- _MATERIAL FOR THE TASK_:
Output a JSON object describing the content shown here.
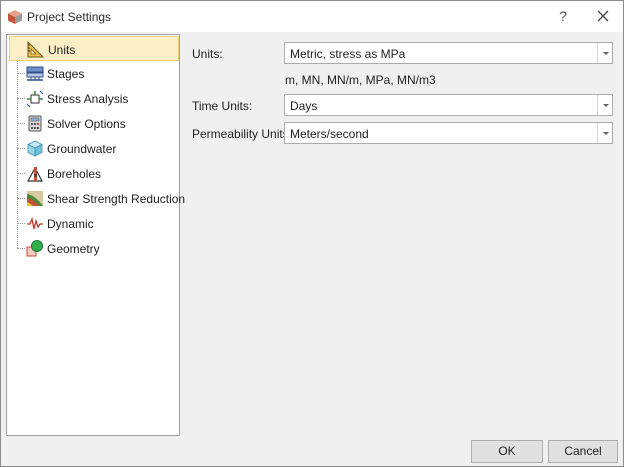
{
  "window": {
    "title": "Project Settings",
    "help_label": "?",
    "icon": "project-cube-icon"
  },
  "nav": {
    "items": [
      {
        "label": "Units",
        "icon": "units-triangle-ruler-icon",
        "selected": true
      },
      {
        "label": "Stages",
        "icon": "stages-icon",
        "selected": false
      },
      {
        "label": "Stress Analysis",
        "icon": "stress-analysis-icon",
        "selected": false
      },
      {
        "label": "Solver Options",
        "icon": "solver-calculator-icon",
        "selected": false
      },
      {
        "label": "Groundwater",
        "icon": "groundwater-cube-icon",
        "selected": false
      },
      {
        "label": "Boreholes",
        "icon": "borehole-icon",
        "selected": false
      },
      {
        "label": "Shear Strength Reduction",
        "icon": "shear-strength-reduction-icon",
        "selected": false
      },
      {
        "label": "Dynamic",
        "icon": "dynamic-wave-icon",
        "selected": false
      },
      {
        "label": "Geometry",
        "icon": "geometry-shapes-icon",
        "selected": false
      }
    ]
  },
  "form": {
    "units_label": "Units:",
    "units_value": "Metric, stress as MPa",
    "units_note": "m, MN, MN/m, MPa, MN/m3",
    "time_units_label": "Time Units:",
    "time_units_value": "Days",
    "permeability_label": "Permeability Units:",
    "permeability_value": "Meters/second"
  },
  "buttons": {
    "ok_label": "OK",
    "cancel_label": "Cancel"
  },
  "colors": {
    "selected_bg": "#fcefc7",
    "selected_border": "#f0d27a",
    "dialog_bg": "#f0f0f0"
  }
}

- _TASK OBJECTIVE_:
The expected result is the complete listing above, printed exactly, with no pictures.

- _EXERCISE RESULT_:
Output a JSON object describing the content shown here.
{
  "window": {
    "title": "Project Settings",
    "help_label": "?",
    "icon": "project-cube-icon"
  },
  "nav": {
    "items": [
      {
        "label": "Units",
        "icon": "units-triangle-ruler-icon",
        "selected": true
      },
      {
        "label": "Stages",
        "icon": "stages-icon",
        "selected": false
      },
      {
        "label": "Stress Analysis",
        "icon": "stress-analysis-icon",
        "selected": false
      },
      {
        "label": "Solver Options",
        "icon": "solver-calculator-icon",
        "selected": false
      },
      {
        "label": "Groundwater",
        "icon": "groundwater-cube-icon",
        "selected": false
      },
      {
        "label": "Boreholes",
        "icon": "borehole-icon",
        "selected": false
      },
      {
        "label": "Shear Strength Reduction",
        "icon": "shear-strength-reduction-icon",
        "selected": false
      },
      {
        "label": "Dynamic",
        "icon": "dynamic-wave-icon",
        "selected": false
      },
      {
        "label": "Geometry",
        "icon": "geometry-shapes-icon",
        "selected": false
      }
    ]
  },
  "form": {
    "units_label": "Units:",
    "units_value": "Metric, stress as MPa",
    "units_note": "m, MN, MN/m, MPa, MN/m3",
    "time_units_label": "Time Units:",
    "time_units_value": "Days",
    "permeability_label": "Permeability Units:",
    "permeability_value": "Meters/second"
  },
  "buttons": {
    "ok_label": "OK",
    "cancel_label": "Cancel"
  },
  "colors": {
    "selected_bg": "#fcefc7",
    "selected_border": "#f0d27a",
    "dialog_bg": "#f0f0f0"
  }
}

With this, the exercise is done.